(Website and app data records)
****

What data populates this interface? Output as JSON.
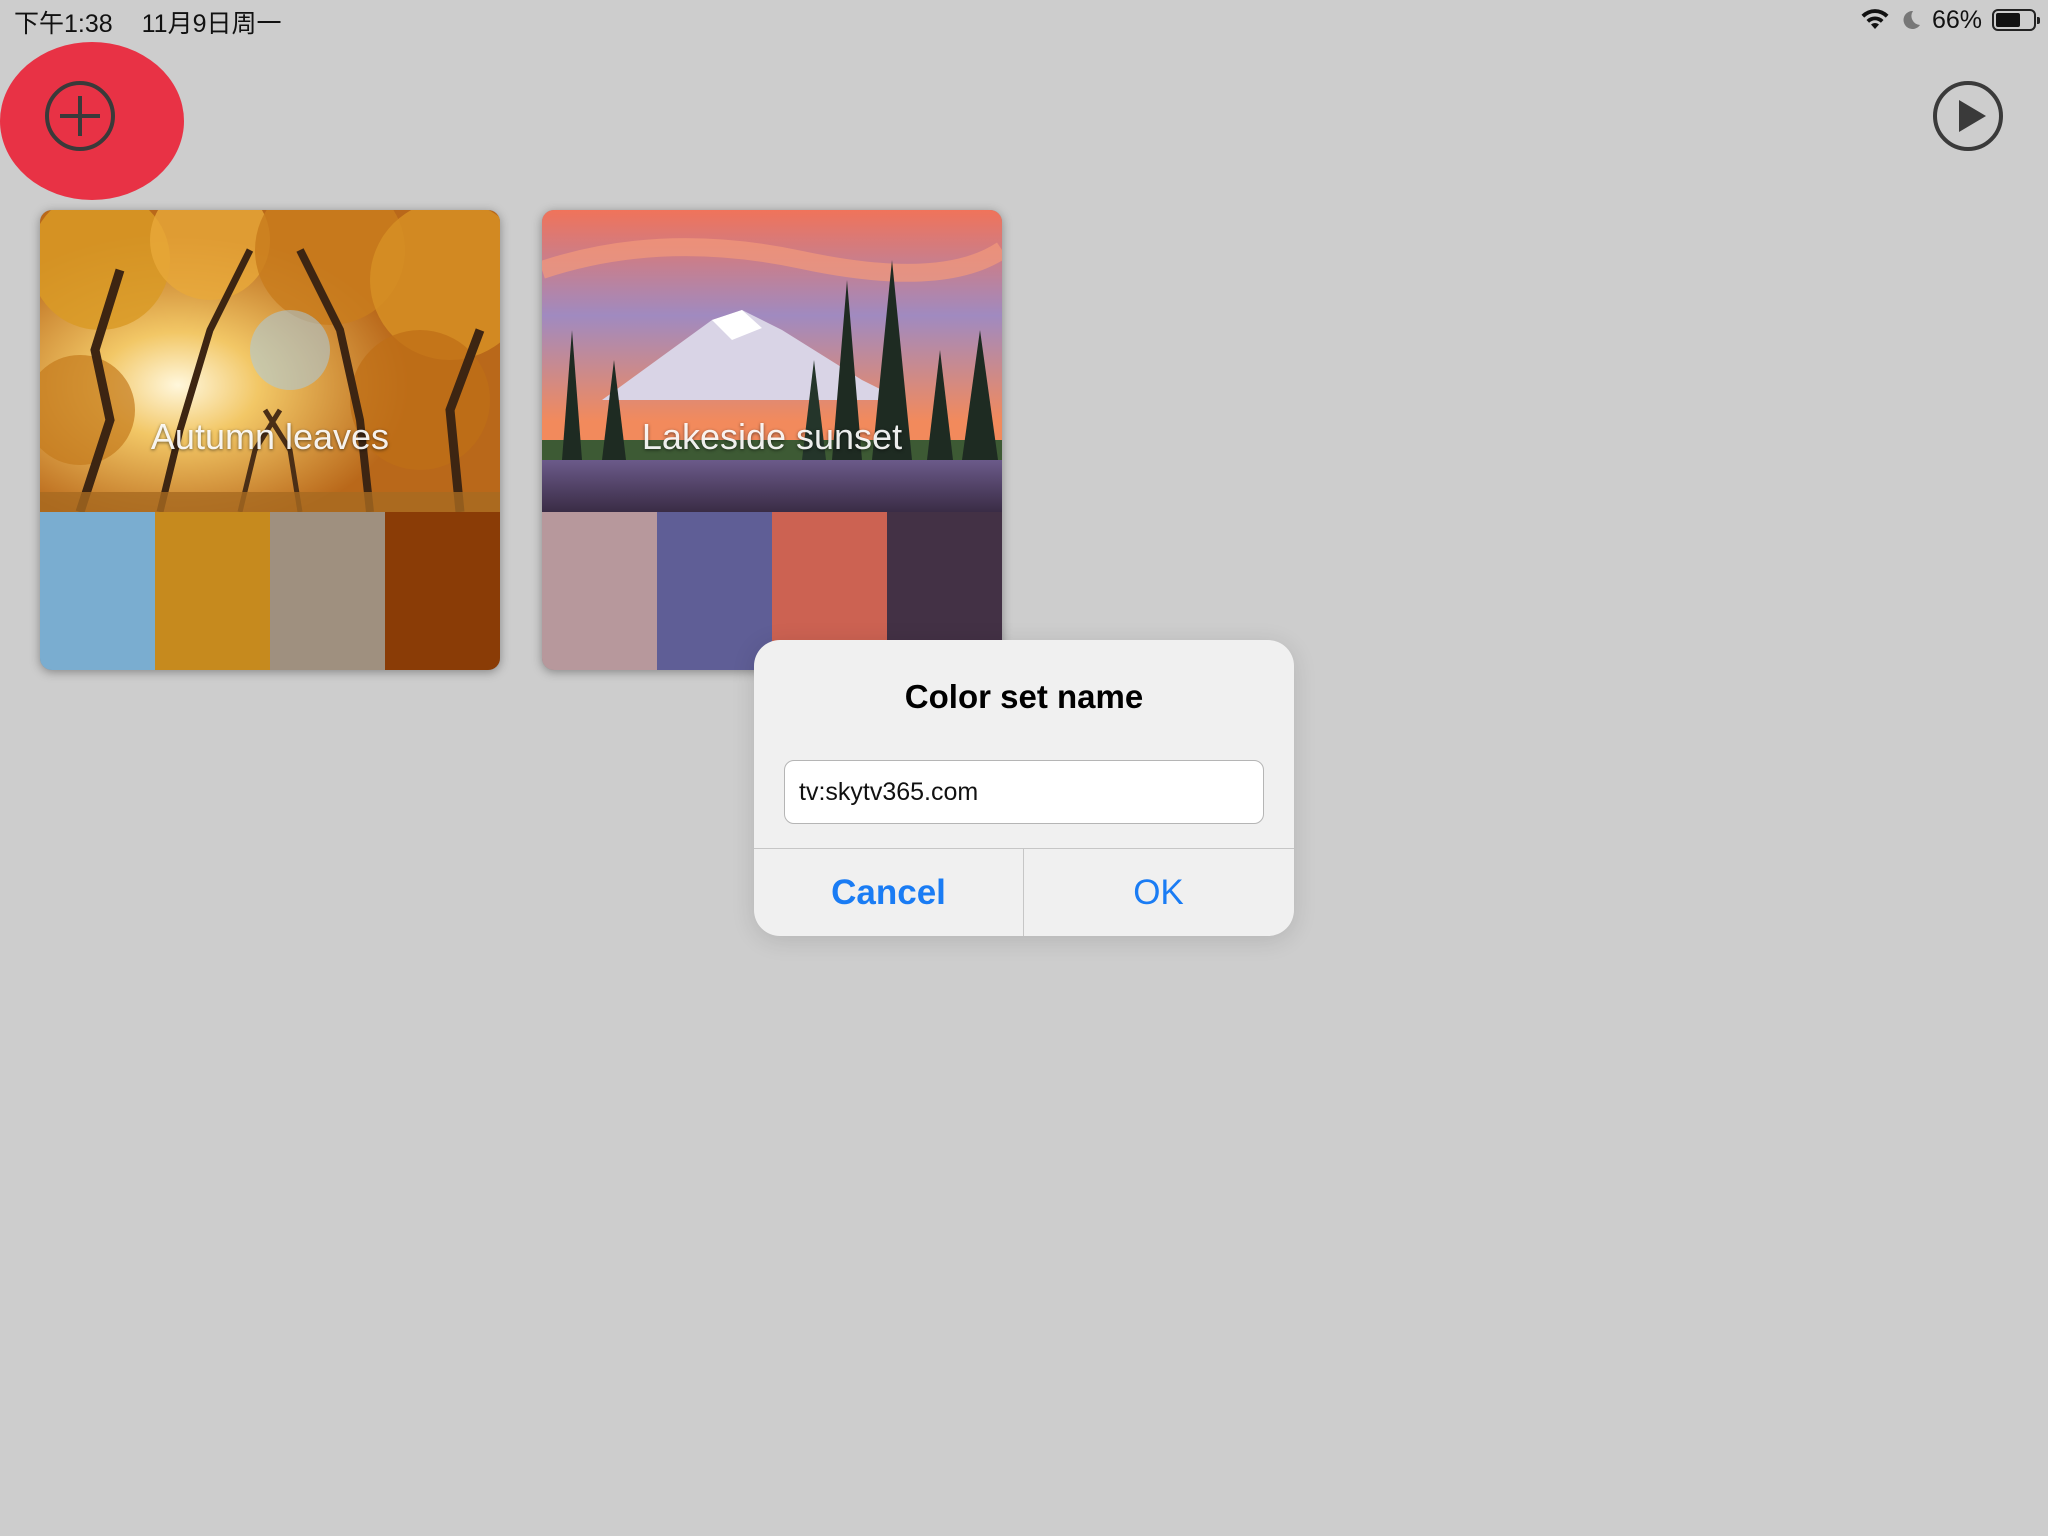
{
  "status_bar": {
    "time": "下午1:38",
    "date": "11月9日周一",
    "battery_text": "66%",
    "battery_level": 0.66,
    "icons": [
      "wifi-icon",
      "do-not-disturb-moon-icon",
      "battery-icon"
    ]
  },
  "toolbar": {
    "add_icon": "plus-circle-icon",
    "play_icon": "play-circle-icon",
    "highlight_color": "#e83245"
  },
  "color_sets": [
    {
      "name": "Autumn leaves",
      "swatches": [
        "#7aadd0",
        "#c68a1e",
        "#9f907f",
        "#8a3c06"
      ]
    },
    {
      "name": "Lakeside sunset",
      "swatches": [
        "#b7989c",
        "#5f5e96",
        "#cc6252",
        "#433145"
      ]
    }
  ],
  "dialog": {
    "title": "Color set name",
    "input_value": "tv:skytv365.com",
    "cancel_label": "Cancel",
    "ok_label": "OK",
    "button_color": "#1a7cf4"
  }
}
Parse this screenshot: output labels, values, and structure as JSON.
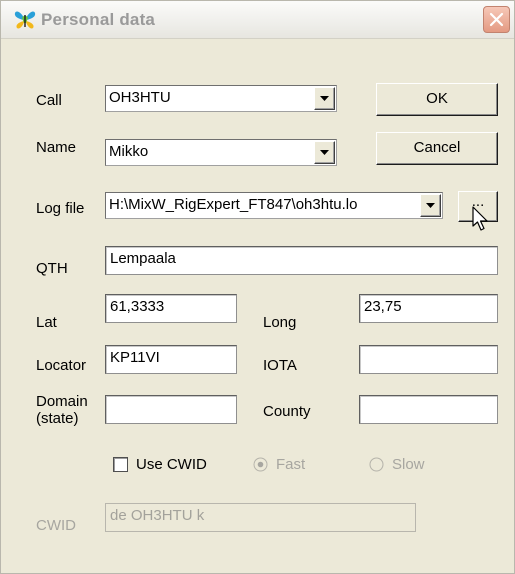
{
  "window": {
    "title": "Personal data"
  },
  "labels": {
    "call": "Call",
    "name": "Name",
    "log_file": "Log file",
    "qth": "QTH",
    "lat": "Lat",
    "long": "Long",
    "locator": "Locator",
    "iota": "IOTA",
    "domain_line1": "Domain",
    "domain_line2": "(state)",
    "county": "County",
    "cwid": "CWID"
  },
  "fields": {
    "call": "OH3HTU",
    "name": "Mikko",
    "log_file": "H:\\MixW_RigExpert_FT847\\oh3htu.lo",
    "qth": "Lempaala",
    "lat": "61,3333",
    "long": "23,75",
    "locator": "KP11VI",
    "iota": "",
    "domain": "",
    "county": "",
    "cwid": "de OH3HTU k"
  },
  "buttons": {
    "ok": "OK",
    "cancel": "Cancel",
    "browse": "..."
  },
  "options": {
    "use_cwid_label": "Use CWID",
    "use_cwid_checked": false,
    "fast_label": "Fast",
    "fast_selected": true,
    "slow_label": "Slow",
    "slow_selected": false
  },
  "icons": {
    "app": "butterfly-icon",
    "close": "close-icon",
    "cursor": "mouse-pointer-icon"
  },
  "colors": {
    "dialog_bg": "#ece9d8",
    "title_text": "#9a9a9a",
    "close_button": "#e49a82",
    "disabled_text": "#a7a6a0"
  }
}
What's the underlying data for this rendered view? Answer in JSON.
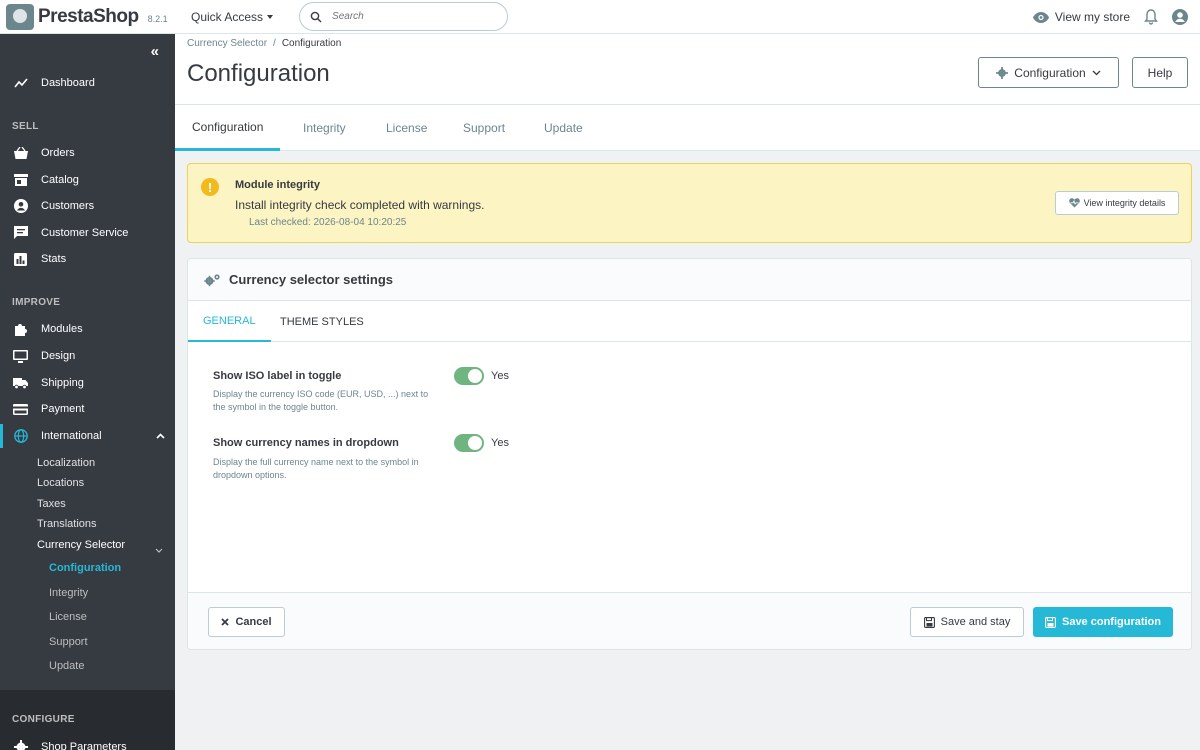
{
  "header": {
    "logo_text": "PrestaShop",
    "version": "8.2.1",
    "quick_access": "Quick Access",
    "search_placeholder": "Search",
    "view_store": "View my store"
  },
  "sidebar": {
    "dashboard": "Dashboard",
    "section_sell": "SELL",
    "orders": "Orders",
    "catalog": "Catalog",
    "customers": "Customers",
    "customer_service": "Customer Service",
    "stats": "Stats",
    "section_improve": "IMPROVE",
    "modules": "Modules",
    "design": "Design",
    "shipping": "Shipping",
    "payment": "Payment",
    "international": "International",
    "sub": [
      "Localization",
      "Locations",
      "Taxes",
      "Translations",
      "Currency Selector"
    ],
    "subsub": [
      "Configuration",
      "Integrity",
      "License",
      "Support",
      "Update"
    ],
    "section_configure": "CONFIGURE",
    "shop_parameters": "Shop Parameters"
  },
  "page": {
    "breadcrumb_parent": "Currency Selector",
    "breadcrumb_current": "Configuration",
    "title": "Configuration",
    "config_button": "Configuration",
    "help_button": "Help"
  },
  "tabs": [
    "Configuration",
    "Integrity",
    "License",
    "Support",
    "Update"
  ],
  "alert": {
    "title": "Module integrity",
    "message": "Install integrity check completed with warnings.",
    "last_checked": "Last checked: 2026-08-04 10:20:25",
    "button": "View integrity details"
  },
  "card": {
    "title": "Currency selector settings",
    "subtabs": [
      "GENERAL",
      "THEME STYLES"
    ],
    "fields": [
      {
        "label": "Show ISO label in toggle",
        "help": "Display the currency ISO code (EUR, USD, ...) next to the symbol in the toggle button.",
        "value": "Yes"
      },
      {
        "label": "Show currency names in dropdown",
        "help": "Display the full currency name next to the symbol in dropdown options.",
        "value": "Yes"
      }
    ],
    "cancel": "Cancel",
    "save_stay": "Save and stay",
    "save": "Save configuration"
  },
  "colors": {
    "accent": "#25b9d7",
    "sidebar": "#363a41",
    "toggle_on": "#70b580",
    "alert_bg": "#fcf4c3"
  }
}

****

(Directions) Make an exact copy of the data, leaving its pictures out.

(Answer for this exercise)
What data populates this interface? Output as JSON.
{
  "status_bar": {
    "time": "下午1:38",
    "date": "11月9日周一",
    "battery_text": "66%",
    "battery_level": 0.66,
    "icons": [
      "wifi-icon",
      "do-not-disturb-moon-icon",
      "battery-icon"
    ]
  },
  "toolbar": {
    "add_icon": "plus-circle-icon",
    "play_icon": "play-circle-icon",
    "highlight_color": "#e83245"
  },
  "color_sets": [
    {
      "name": "Autumn leaves",
      "swatches": [
        "#7aadd0",
        "#c68a1e",
        "#9f907f",
        "#8a3c06"
      ]
    },
    {
      "name": "Lakeside sunset",
      "swatches": [
        "#b7989c",
        "#5f5e96",
        "#cc6252",
        "#433145"
      ]
    }
  ],
  "dialog": {
    "title": "Color set name",
    "input_value": "tv:skytv365.com",
    "cancel_label": "Cancel",
    "ok_label": "OK",
    "button_color": "#1a7cf4"
  }
}
Parse this screenshot: output labels, values, and structure as JSON.
{
  "window": {
    "title": "Personal data"
  },
  "labels": {
    "call": "Call",
    "name": "Name",
    "log_file": "Log file",
    "qth": "QTH",
    "lat": "Lat",
    "long": "Long",
    "locator": "Locator",
    "iota": "IOTA",
    "domain_line1": "Domain",
    "domain_line2": "(state)",
    "county": "County",
    "cwid": "CWID"
  },
  "fields": {
    "call": "OH3HTU",
    "name": "Mikko",
    "log_file": "H:\\MixW_RigExpert_FT847\\oh3htu.lo",
    "qth": "Lempaala",
    "lat": "61,3333",
    "long": "23,75",
    "locator": "KP11VI",
    "iota": "",
    "domain": "",
    "county": "",
    "cwid": "de OH3HTU k"
  },
  "buttons": {
    "ok": "OK",
    "cancel": "Cancel",
    "browse": "..."
  },
  "options": {
    "use_cwid_label": "Use CWID",
    "use_cwid_checked": false,
    "fast_label": "Fast",
    "fast_selected": true,
    "slow_label": "Slow",
    "slow_selected": false
  },
  "icons": {
    "app": "butterfly-icon",
    "close": "close-icon",
    "cursor": "mouse-pointer-icon"
  },
  "colors": {
    "dialog_bg": "#ece9d8",
    "title_text": "#9a9a9a",
    "close_button": "#e49a82",
    "disabled_text": "#a7a6a0"
  }
}
What's the underlying data for this rendered view? Answer in JSON.
{
  "header": {
    "logo_text": "PrestaShop",
    "version": "8.2.1",
    "quick_access": "Quick Access",
    "search_placeholder": "Search",
    "view_store": "View my store"
  },
  "sidebar": {
    "dashboard": "Dashboard",
    "section_sell": "SELL",
    "orders": "Orders",
    "catalog": "Catalog",
    "customers": "Customers",
    "customer_service": "Customer Service",
    "stats": "Stats",
    "section_improve": "IMPROVE",
    "modules": "Modules",
    "design": "Design",
    "shipping": "Shipping",
    "payment": "Payment",
    "international": "International",
    "sub": [
      "Localization",
      "Locations",
      "Taxes",
      "Translations",
      "Currency Selector"
    ],
    "subsub": [
      "Configuration",
      "Integrity",
      "License",
      "Support",
      "Update"
    ],
    "section_configure": "CONFIGURE",
    "shop_parameters": "Shop Parameters"
  },
  "page": {
    "breadcrumb_parent": "Currency Selector",
    "breadcrumb_current": "Configuration",
    "title": "Configuration",
    "config_button": "Configuration",
    "help_button": "Help"
  },
  "tabs": [
    "Configuration",
    "Integrity",
    "License",
    "Support",
    "Update"
  ],
  "alert": {
    "title": "Module integrity",
    "message": "Install integrity check completed with warnings.",
    "last_checked": "Last checked: 2026-08-04 10:20:25",
    "button": "View integrity details"
  },
  "card": {
    "title": "Currency selector settings",
    "subtabs": [
      "GENERAL",
      "THEME STYLES"
    ],
    "fields": [
      {
        "label": "Show ISO label in toggle",
        "help": "Display the currency ISO code (EUR, USD, ...) next to the symbol in the toggle button.",
        "value": "Yes"
      },
      {
        "label": "Show currency names in dropdown",
        "help": "Display the full currency name next to the symbol in dropdown options.",
        "value": "Yes"
      }
    ],
    "cancel": "Cancel",
    "save_stay": "Save and stay",
    "save": "Save configuration"
  },
  "colors": {
    "accent": "#25b9d7",
    "sidebar": "#363a41",
    "toggle_on": "#70b580",
    "alert_bg": "#fcf4c3"
  }
}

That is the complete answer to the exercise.